Letters from Iwo Jima. Ken Watanabe, Kazunari Ninomiya, Tsuyoshi Ihara, and Ryo Kase star in a film written by Iris Yamashita, based on the book by Tadamichi Kuribayashi and Tsuyoko Yoshido, and directed by Clint Eastwood.
Reviewed by Josef Woodard
Letters from Iwo Jima may be the season’s prime example of an old adage: Some of the greatest art sneaks in through the side door. Clint Eastwood was going about his business as a bonafide Great American Director, making Flags of Our Fathers, a probing saga of the American GI side of the pivotal Iwo Jima battle. A late-breaking notion led him to make a companion film from the perspective of hapless Japanese soldiers consigned to suicide missions in the face of superior American military might.
Eastwood’s double-header project is a brave, unprecedented, and ultimately beautiful gesture, especially given the unexpectedly potent results.

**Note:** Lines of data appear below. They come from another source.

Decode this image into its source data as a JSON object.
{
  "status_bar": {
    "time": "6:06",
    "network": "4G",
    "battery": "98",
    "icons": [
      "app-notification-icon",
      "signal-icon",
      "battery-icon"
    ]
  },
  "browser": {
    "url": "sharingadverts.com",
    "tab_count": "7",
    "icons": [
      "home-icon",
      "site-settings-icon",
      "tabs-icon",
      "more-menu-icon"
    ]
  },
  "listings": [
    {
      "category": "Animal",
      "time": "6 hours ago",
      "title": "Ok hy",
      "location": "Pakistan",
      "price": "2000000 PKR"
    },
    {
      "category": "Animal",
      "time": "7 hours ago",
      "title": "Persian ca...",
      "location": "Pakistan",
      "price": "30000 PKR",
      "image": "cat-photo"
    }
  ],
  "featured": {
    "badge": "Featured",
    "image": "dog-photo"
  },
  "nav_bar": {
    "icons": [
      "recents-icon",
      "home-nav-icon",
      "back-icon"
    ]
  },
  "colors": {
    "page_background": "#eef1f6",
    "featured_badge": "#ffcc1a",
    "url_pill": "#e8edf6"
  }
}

Flags was a fascinating twist on the war film genre; Letters is an even stronger, disarmingly powerful masterpiece. The most prominent theme is that war is not only definitively hellish, but that bellicosity is a multi-sided thing. Letters to and from home convey the same love and wishes, no matter what side a soldier is on.
Some of the film’s power lies in its fierce, unflinching focus and its location on the bleak hunk of rock where blood is spilled and the Japanese forces wither. It’s almost darkly minimalist in feel — often hunkered down in claustrophobic tunnels or in embattled open spaces — with occasional flashbacks to flesh out emotional back story.
Tellingly, the film stock looks washed out, halfway between black and white and color, with red bursts of blood, fire, and the rising sun on the Japanese flag. We’re drawn into the empathetic side of the story through a commander (Ken Watanabe), a wise former Olympic horse jumper (Tsuyoshi Ihara), and a young baker-turned-soldier (Kazunari Ninomiya) who questions his role and resists the Japanese code of death with honor, even if that means a hand grenade to the belly.
Noble and artistically sturdy qualities grace Eastwood’s remarkable film, comparable to the legacy of Great War films such as All Quiet on the Western Front and Sam Fuller’s A-grade B-movies from the front. By the end, its messages, relevant today more than ever, ring true: War is patently evil and absurd, and humanity is far more connected than it realizes.